── DATASET EXTRACT
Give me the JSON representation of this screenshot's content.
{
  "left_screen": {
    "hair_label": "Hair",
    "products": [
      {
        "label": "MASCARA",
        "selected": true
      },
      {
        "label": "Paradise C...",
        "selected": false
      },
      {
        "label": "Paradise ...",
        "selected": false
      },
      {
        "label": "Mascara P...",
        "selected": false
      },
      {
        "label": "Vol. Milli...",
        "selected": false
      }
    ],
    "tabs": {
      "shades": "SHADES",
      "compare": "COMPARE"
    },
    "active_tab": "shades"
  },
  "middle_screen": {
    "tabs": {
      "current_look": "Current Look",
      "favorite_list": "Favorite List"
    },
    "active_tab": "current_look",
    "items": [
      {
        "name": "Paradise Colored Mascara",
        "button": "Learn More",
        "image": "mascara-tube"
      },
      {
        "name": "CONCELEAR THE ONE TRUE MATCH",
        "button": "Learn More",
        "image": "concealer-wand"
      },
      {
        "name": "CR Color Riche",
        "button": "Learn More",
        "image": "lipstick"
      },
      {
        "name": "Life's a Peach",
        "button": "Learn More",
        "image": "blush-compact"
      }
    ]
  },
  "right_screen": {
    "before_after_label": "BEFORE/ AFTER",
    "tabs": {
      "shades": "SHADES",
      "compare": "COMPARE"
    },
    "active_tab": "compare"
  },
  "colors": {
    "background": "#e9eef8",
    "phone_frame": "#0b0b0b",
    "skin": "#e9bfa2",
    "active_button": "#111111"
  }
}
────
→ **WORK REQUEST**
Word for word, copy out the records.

→ **ANSWER SECTION**
Give me the JSON representation of this screenshot's content.
{
  "left_screen": {
    "hair_label": "Hair",
    "products": [
      {
        "label": "MASCARA",
        "selected": true
      },
      {
        "label": "Paradise C...",
        "selected": false
      },
      {
        "label": "Paradise ...",
        "selected": false
      },
      {
        "label": "Mascara P...",
        "selected": false
      },
      {
        "label": "Vol. Milli...",
        "selected": false
      }
    ],
    "tabs": {
      "shades": "SHADES",
      "compare": "COMPARE"
    },
    "active_tab": "shades"
  },
  "middle_screen": {
    "tabs": {
      "current_look": "Current Look",
      "favorite_list": "Favorite List"
    },
    "active_tab": "current_look",
    "items": [
      {
        "name": "Paradise Colored Mascara",
        "button": "Learn More",
        "image": "mascara-tube"
      },
      {
        "name": "CONCELEAR THE ONE TRUE MATCH",
        "button": "Learn More",
        "image": "concealer-wand"
      },
      {
        "name": "CR Color Riche",
        "button": "Learn More",
        "image": "lipstick"
      },
      {
        "name": "Life's a Peach",
        "button": "Learn More",
        "image": "blush-compact"
      }
    ]
  },
  "right_screen": {
    "before_after_label": "BEFORE/ AFTER",
    "tabs": {
      "shades": "SHADES",
      "compare": "COMPARE"
    },
    "active_tab": "compare"
  },
  "colors": {
    "background": "#e9eef8",
    "phone_frame": "#0b0b0b",
    "skin": "#e9bfa2",
    "active_button": "#111111"
  }
}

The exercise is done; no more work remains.